To Understand Injustice, Get Close To It.
By Jerome Davis Growing up I had a passion for basketball and was awarded a scholarship to play at Jackson State University. My lifelong dream was realized when I was offered the opportunity to play professionally in Europe. Then I had a life-changing experience just before I was to leave. I attended a “Call of Justice” symposium in Montgomery, Alabama. The speaker was Bryan Stevenson, author of the book “Just Mercy” which was also made into a movie. He made some strong statements that resonated within me like: “Why do we throw away the broken?” and “Each of us is more than the worse thing we’ve done.” Then Mr. Stevenson made THE statement that altered the direction of my life “to understand injustice and inequity you must get closer to it.” After serving as an Intern for Mr. Stevenson’s Equal Justice Initiative, I moved to Memphis. I wanted to be in an urban location where I could make a difference.
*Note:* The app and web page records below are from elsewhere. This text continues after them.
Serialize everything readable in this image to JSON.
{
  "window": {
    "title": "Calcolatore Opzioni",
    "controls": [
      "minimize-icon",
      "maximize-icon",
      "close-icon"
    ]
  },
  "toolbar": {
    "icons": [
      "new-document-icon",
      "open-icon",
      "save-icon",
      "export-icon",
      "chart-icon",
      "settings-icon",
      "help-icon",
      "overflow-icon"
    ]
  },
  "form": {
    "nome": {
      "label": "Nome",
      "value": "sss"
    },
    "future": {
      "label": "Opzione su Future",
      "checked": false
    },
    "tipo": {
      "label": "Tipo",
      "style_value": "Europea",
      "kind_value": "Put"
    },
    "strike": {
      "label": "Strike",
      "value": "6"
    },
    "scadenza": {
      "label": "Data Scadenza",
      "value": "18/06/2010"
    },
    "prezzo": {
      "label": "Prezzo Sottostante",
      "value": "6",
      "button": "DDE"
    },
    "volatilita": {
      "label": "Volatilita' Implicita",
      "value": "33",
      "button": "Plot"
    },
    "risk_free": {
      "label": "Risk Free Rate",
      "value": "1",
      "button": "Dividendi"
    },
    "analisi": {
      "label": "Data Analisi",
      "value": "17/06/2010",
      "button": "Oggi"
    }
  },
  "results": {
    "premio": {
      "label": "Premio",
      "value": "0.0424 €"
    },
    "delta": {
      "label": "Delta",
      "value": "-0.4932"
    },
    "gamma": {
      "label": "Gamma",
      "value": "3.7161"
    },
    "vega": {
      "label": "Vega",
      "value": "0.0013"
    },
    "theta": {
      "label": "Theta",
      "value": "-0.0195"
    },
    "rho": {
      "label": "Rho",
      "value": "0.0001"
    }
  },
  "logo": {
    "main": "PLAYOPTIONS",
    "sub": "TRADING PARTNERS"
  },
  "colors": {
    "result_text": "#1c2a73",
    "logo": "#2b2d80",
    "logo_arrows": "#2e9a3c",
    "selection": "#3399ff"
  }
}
I currently work with an organization that assists hundreds of detainees make bail payments who would otherwise not be able to afford to post bail. Mr. Stevenson was right, “getting close” to people and situations has really opened my eyes.
It is becoming way too common for a youth who enters the traditional Judicial System to remain a victim of the same system that is intended to reform them. When youth are seen and treated as criminals, it is how they come to see themselves and sadly, they naturally follow the course to becoming a criminal. Spending time in the rough environment of jail and being forced to perform demeaning community service tasks is dehumanizing to the soul. They go into survival mode just to endure their sentence. While in this mode they are unable to think about personal growth or improvement…just surviving. This thought process becomes so ingrained in them that too often when they get out, they are still operating in survival mode. Their fate is sealed.
Change the Trajectory
In my experience, youth in trouble are missing something. Something, or a series of things, have happened that caused the youth’s path to veer off in the wrong direction. The Vo-Zone Judicial Program can help change this negative trajectory. Rather than imposing sentences of jail time or demeaning community service, the Vo-Zone Judicial Program is designed to help the accused identify a better path by assigning peer students to provide experiences created to inspire the accused to achieve and maintain positive progress.
Who would better understand the pressures and negative issues facing at-risk-youth than student peers from similar neighborhoods? For this reason, as soon as an accused youth is brought to a Vo-Zone facility, they are met with an encouraging group of their peers. These paid Student Interns, under the guidance of professional mentors, will serve as the Security Team, Attorneys, Judges and Juries throughout the entire trial process.
New Type of Sentencing
If the accused youth is found guilty in the Vo-Zone’s court room, they are sentenced to time spent in Vo-Zone’s programs. First, the sentenced youth will be assigned a team of paid Student Interns who are trained to guide them through a series of Escape Room type missions. These immersive experiences in the Escape Rooms are strategically designed to discover what is going on in the youth’s life.
As the second component of the sentence, the youth are required to spend time learning about a vocation of their choosing from the many offered. A paid Student-Intern, trained in that particular vocation, will shadow the youth throughout the process to provide support and positive encouragement.
The Vo-Zone’s School of Justice and Law will be an effective way to introduce youth to careers in Justice, Law and Service. The immersive nature of this learning experience will naturally draw them in. As Mr. Stevenson said, “To understand an issue you must be close to it.”